  21. 21. Risk factors • Although anyone can develop hypothyroidism, you're at an increased risk if you: • Are a woman older than age 60 • Have an autoimmune disease • Have a family history of thyroid disease • Have other autoimmune diseases, such as rheumatoid arthritis or lupus, a chronic inflammatory condition • Have been treated with radioactive iodine or anti- thyroid medications • Received radiation to your neck or upper chest • Have had thyroid surgery (partial thyroidectomy) • Have been pregnant or delivered a baby within the past six months
  22. 22. Causes of hypothyroidism • Medication: A number of medications can cause Hypothyroidism. Lithium, which is used to treat certain psychiatric disorders, can also affect the thyroid gland. • Genetic dysfunction: The thyroid gland may be dysfunctional at birth, or may fail at some phase in adult life. • Previous thyroid surgery: Removal of a large portion or the entire thyroid gland may reduce or stop the process of thyroid hormone production. • Treatment for Hyperthyroidism: Treatment for Hyperthyroidism may sometimes result in Hypothyroidism.
  23. 23. Causes of hypothyroidism • Radiation therapy: Exposure of the thyroid gland to radiation therapy for the treatment of cancers of the head and neck region may result in Hypothyroidism. • Damage to the Pituitary Gland: The pituitary gland may be damaged due to disease or surgery which may result in decreased level of thyroid hormones. • Autoimmune Thyroid Disease: This is the most common cause of Hypothyroidism.
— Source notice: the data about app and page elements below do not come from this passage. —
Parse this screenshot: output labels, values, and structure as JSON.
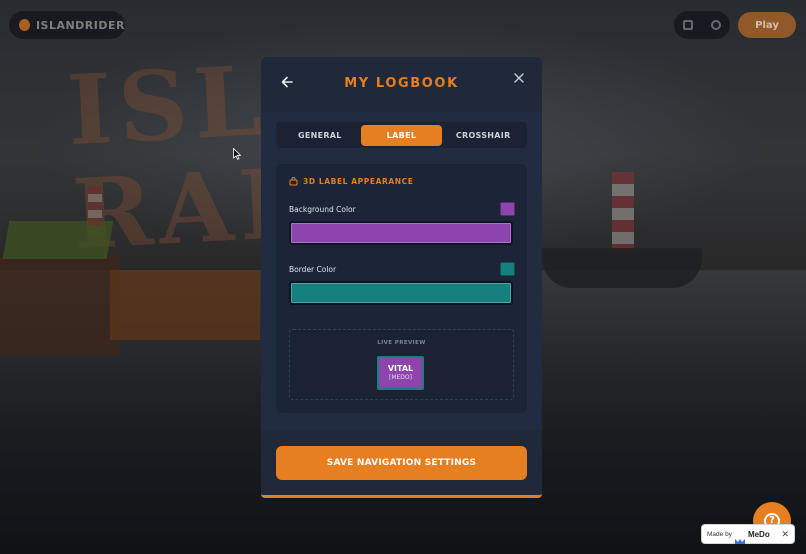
{
  "app": {
    "brand": "ISLANDRIDER",
    "top_cta": "Play"
  },
  "modal": {
    "title": "MY LOGBOOK",
    "tabs": [
      {
        "label": "GENERAL",
        "active": false
      },
      {
        "label": "LABEL",
        "active": true
      },
      {
        "label": "CROSSHAIR",
        "active": false
      }
    ],
    "section": {
      "heading": "3D LABEL APPEARANCE",
      "icon": "tag-icon",
      "background_color": {
        "label": "Background Color",
        "value": "#8e44ad"
      },
      "border_color": {
        "label": "Border Color",
        "value": "#16807f"
      },
      "preview": {
        "label": "LIVE PREVIEW",
        "name": "VITAL",
        "sub": "[MEDO]"
      }
    },
    "save_label": "SAVE NAVIGATION SETTINGS"
  },
  "widgets": {
    "help_icon": "help-icon",
    "madeby_text": "Made by",
    "madeby_brand": "MeDo",
    "madeby_close": "✕"
  },
  "colors": {
    "accent": "#e67e22",
    "modal_bg": "#222c40",
    "panel_bg": "#1c2537"
  }
}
This happens when the body's immune system produces certain antibodies that attack its own thyroid gland leading to a reduced thyroid hormone production.
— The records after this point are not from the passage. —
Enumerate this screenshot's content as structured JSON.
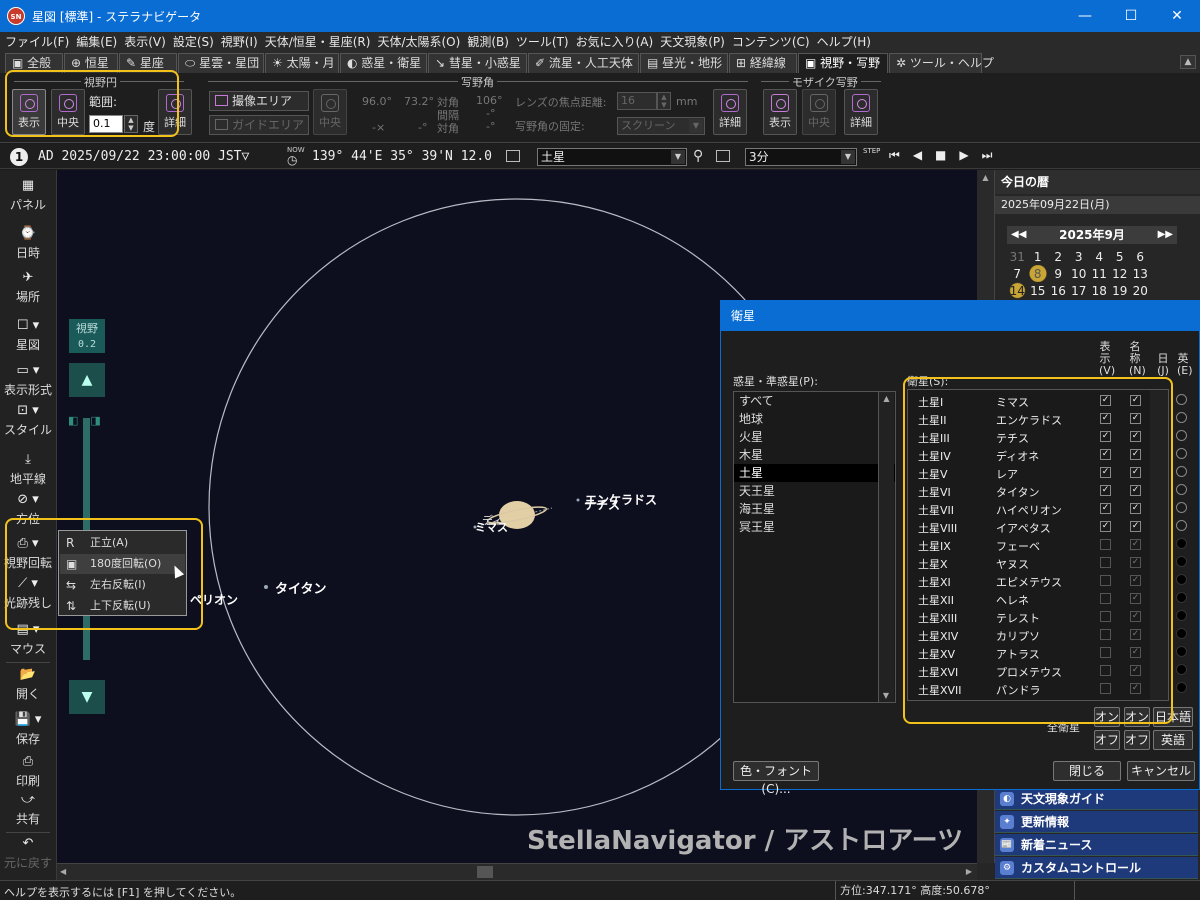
{
  "window": {
    "title": "星図 [標準] - ステラナビゲータ",
    "app_icon": "SN"
  },
  "menu": [
    "ファイル(F)",
    "編集(E)",
    "表示(V)",
    "設定(S)",
    "視野(I)",
    "天体/恒星・星座(R)",
    "天体/太陽系(O)",
    "観測(B)",
    "ツール(T)",
    "お気に入り(A)",
    "天文現象(P)",
    "コンテンツ(C)",
    "ヘルプ(H)"
  ],
  "tabs": [
    "全般",
    "恒星",
    "星座",
    "星雲・星団",
    "太陽・月",
    "惑星・衛星",
    "彗星・小惑星",
    "流星・人工天体",
    "昼光・地形",
    "経緯線",
    "視野・写野",
    "ツール・ヘルプ"
  ],
  "active_tab": "視野・写野",
  "ribbon": {
    "fov_circle": {
      "title": "視野円",
      "show": "表示",
      "center": "中央",
      "range_label": "範囲:",
      "range_value": "0.1",
      "unit": "度",
      "detail": "詳細"
    },
    "photo_field": {
      "title": "写野角",
      "capture_area": "撮像エリア",
      "guide_area": "ガイドエリア",
      "center": "中央",
      "w_deg": "96.0°",
      "h_deg": "73.2°",
      "w_x": "-×",
      "h_x": "-°",
      "diag_label": "対角",
      "spacing_label": "間隔",
      "diag_label2": "対角",
      "diag_val": "106°",
      "spacing_val": "-°",
      "diag_val2": "-°",
      "focal_label": "レンズの焦点距離:",
      "focal_value": "16",
      "focal_unit": "mm",
      "fixed_label": "写野角の固定:",
      "fixed_value": "スクリーン",
      "detail": "詳細"
    },
    "mosaic": {
      "title": "モザイク写野",
      "show": "表示",
      "center": "中央",
      "detail": "詳細"
    }
  },
  "status": {
    "step": "1",
    "datetime": "AD 2025/09/22 23:00:00 JST▽",
    "now_label": "NOW",
    "coords": "139° 44'E  35° 39'N  12.0",
    "target": "土星",
    "interval": "3分",
    "step_label": "STEP"
  },
  "leftbar": [
    "パネル",
    "日時",
    "場所",
    "星図",
    "表示形式",
    "スタイル",
    "地平線",
    "方位",
    "視野回転",
    "光跡残し",
    "マウス",
    "開く",
    "保存",
    "印刷",
    "共有",
    "元に戻す"
  ],
  "fov_indicator": {
    "label": "視野",
    "value": "0.2"
  },
  "context_menu": [
    "正立(A)",
    "180度回転(O)",
    "左右反転(I)",
    "上下反転(U)"
  ],
  "sky_labels": {
    "titan": "タイタン",
    "hyperion_partial": "ペリオン",
    "mimas": "ミマス",
    "dione_partial": "ディ",
    "enceladus": "エンケラドス",
    "tethys": "テチス"
  },
  "watermark": "StellaNavigator / アストロアーツ",
  "right_panel": {
    "header": "今日の暦",
    "date": "2025年09月22日(月)",
    "month": "2025年9月",
    "cal_rows": [
      [
        "31",
        "1",
        "2",
        "3",
        "4",
        "5",
        "6"
      ],
      [
        "7",
        "8",
        "9",
        "10",
        "11",
        "12",
        "13"
      ],
      [
        "14",
        "15",
        "16",
        "17",
        "18",
        "19",
        "20"
      ]
    ],
    "links": [
      "天文現象ガイド",
      "更新情報",
      "新着ニュース",
      "カスタムコントロール"
    ]
  },
  "dialog": {
    "title": "衛星",
    "planets_label": "惑星・準惑星(P):",
    "planets": [
      "すべて",
      "地球",
      "火星",
      "木星",
      "土星",
      "天王星",
      "海王星",
      "冥王星"
    ],
    "selected_planet": "土星",
    "sats_label": "衛星(S):",
    "col_show": "表示(V)",
    "col_name": "名称(N)",
    "col_jp": "日(J)",
    "col_en": "英(E)",
    "satellites": [
      {
        "id": "土星I",
        "name": "ミマス",
        "show": true
      },
      {
        "id": "土星II",
        "name": "エンケラドス",
        "show": true
      },
      {
        "id": "土星III",
        "name": "テチス",
        "show": true
      },
      {
        "id": "土星IV",
        "name": "ディオネ",
        "show": true
      },
      {
        "id": "土星V",
        "name": "レア",
        "show": true
      },
      {
        "id": "土星VI",
        "name": "タイタン",
        "show": true
      },
      {
        "id": "土星VII",
        "name": "ハイペリオン",
        "show": true
      },
      {
        "id": "土星VIII",
        "name": "イアペタス",
        "show": true
      },
      {
        "id": "土星IX",
        "name": "フェーベ",
        "show": false
      },
      {
        "id": "土星X",
        "name": "ヤヌス",
        "show": false
      },
      {
        "id": "土星XI",
        "name": "エピメテウス",
        "show": false
      },
      {
        "id": "土星XII",
        "name": "ヘレネ",
        "show": false
      },
      {
        "id": "土星XIII",
        "name": "テレスト",
        "show": false
      },
      {
        "id": "土星XIV",
        "name": "カリプソ",
        "show": false
      },
      {
        "id": "土星XV",
        "name": "アトラス",
        "show": false
      },
      {
        "id": "土星XVI",
        "name": "プロメテウス",
        "show": false
      },
      {
        "id": "土星XVII",
        "name": "パンドラ",
        "show": false
      }
    ],
    "all_sats_label": "全衛星",
    "on": "オン",
    "off": "オフ",
    "japanese": "日本語",
    "english": "英語",
    "color_font": "色・フォント(C)...",
    "close": "閉じる",
    "cancel": "キャンセル"
  },
  "footer": {
    "help": "ヘルプを表示するには [F1] を押してください。",
    "azimuth": "方位:347.171°  高度:50.678°"
  },
  "colors": {
    "accent": "#0a6dd4",
    "highlight": "#f2c21b",
    "sky": "#0d0f1e"
  }
}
  24. 24. Sign and symptoms • Hypothyroidism signs and symptom may include: • Fatigue • Increased sensitivity to cold • Constipation • Dry skin • Weight gain • Puffy face • Hoarseness • Muscle weakness • Elevated blood cholesterol level • Muscle aches, tenderness and stiffness • Pain, stiffness or swelling in your joints • Heavier than normal or irregular menstrual periods • Thinning hair • Slowed heart rate • Depression • Impaired memory
  25. 25. Investigation • History and physical examination • Serum T3, T4 • Serum TSH. • Serum cholesterol • TRH stimulation test
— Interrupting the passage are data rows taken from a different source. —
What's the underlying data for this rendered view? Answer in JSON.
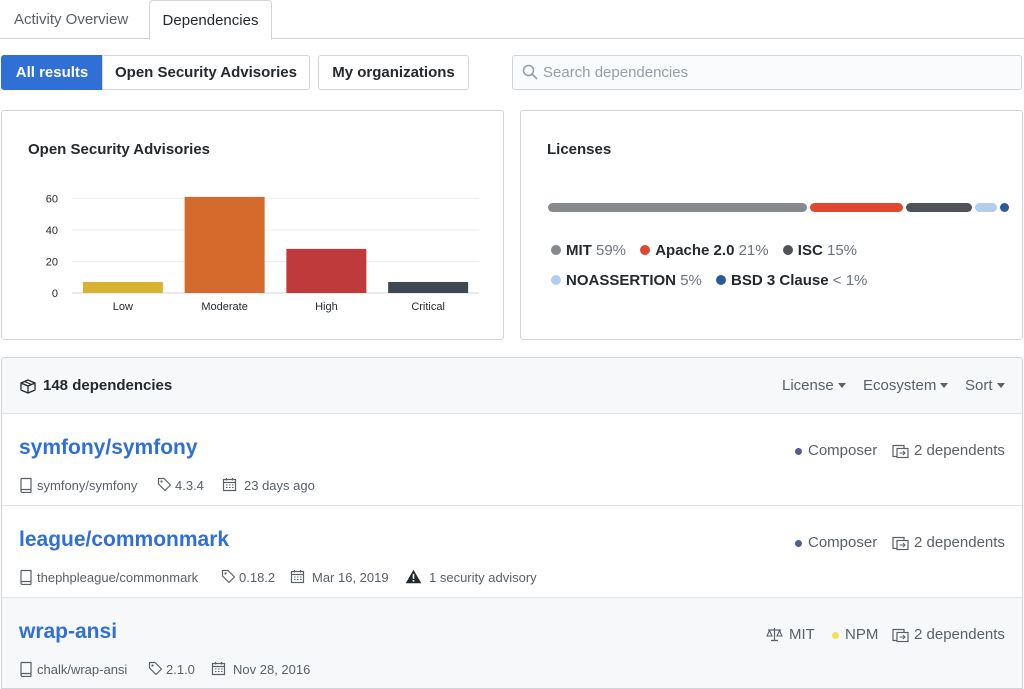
{
  "tabs": [
    {
      "label": "Activity Overview",
      "active": false
    },
    {
      "label": "Dependencies",
      "active": true
    }
  ],
  "filters": {
    "segments": [
      {
        "label": "All results",
        "active": true
      },
      {
        "label": "Open Security Advisories",
        "active": false
      }
    ],
    "my_orgs_label": "My organizations",
    "search_placeholder": "Search dependencies"
  },
  "advisories": {
    "title": "Open Security Advisories"
  },
  "chart_data": {
    "type": "bar",
    "title": "Open Security Advisories",
    "categories": [
      "Low",
      "Moderate",
      "High",
      "Critical"
    ],
    "values": [
      7,
      61,
      28,
      7
    ],
    "colors": [
      "#d8b331",
      "#d46a2c",
      "#bf3a3a",
      "#3f4753"
    ],
    "yticks": [
      0,
      20,
      40,
      60
    ],
    "ylim": [
      0,
      66
    ],
    "grid": true
  },
  "licenses": {
    "title": "Licenses",
    "items": [
      {
        "name": "MIT",
        "pct": "59%",
        "share": 59,
        "color": "#878a8d"
      },
      {
        "name": "Apache 2.0",
        "pct": "21%",
        "share": 21,
        "color": "#e0482f"
      },
      {
        "name": "ISC",
        "pct": "15%",
        "share": 15,
        "color": "#4f5358"
      },
      {
        "name": "NOASSERTION",
        "pct": "5%",
        "share": 5,
        "color": "#b3cdee"
      },
      {
        "name": "BSD 3 Clause",
        "pct": "< 1%",
        "share": 1,
        "color": "#2b5a99"
      }
    ]
  },
  "list": {
    "count_label": "148 dependencies",
    "filters": [
      "License",
      "Ecosystem",
      "Sort"
    ],
    "rows": [
      {
        "name": "symfony/symfony",
        "repo": "symfony/symfony",
        "version": "4.3.4",
        "date": "23 days ago",
        "advisory": "",
        "license": "",
        "ecosystem": "Composer",
        "ecosystem_color": "#4f5d95",
        "dependents": "2 dependents"
      },
      {
        "name": "league/commonmark",
        "repo": "thephpleague/commonmark",
        "version": "0.18.2",
        "date": "Mar 16, 2019",
        "advisory": "1 security advisory",
        "license": "",
        "ecosystem": "Composer",
        "ecosystem_color": "#4f5d95",
        "dependents": "2 dependents"
      },
      {
        "name": "wrap-ansi",
        "repo": "chalk/wrap-ansi",
        "version": "2.1.0",
        "date": "Nov 28, 2016",
        "advisory": "",
        "license": "MIT",
        "ecosystem": "NPM",
        "ecosystem_color": "#f1e05a",
        "dependents": "2 dependents"
      }
    ]
  }
}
  26. 26. Treatment • Thyroid hormone replacement e.g: levothyroxine • Monitor thyroid hormone level and adjusted dosages • Nutritional therapy to promote weight loss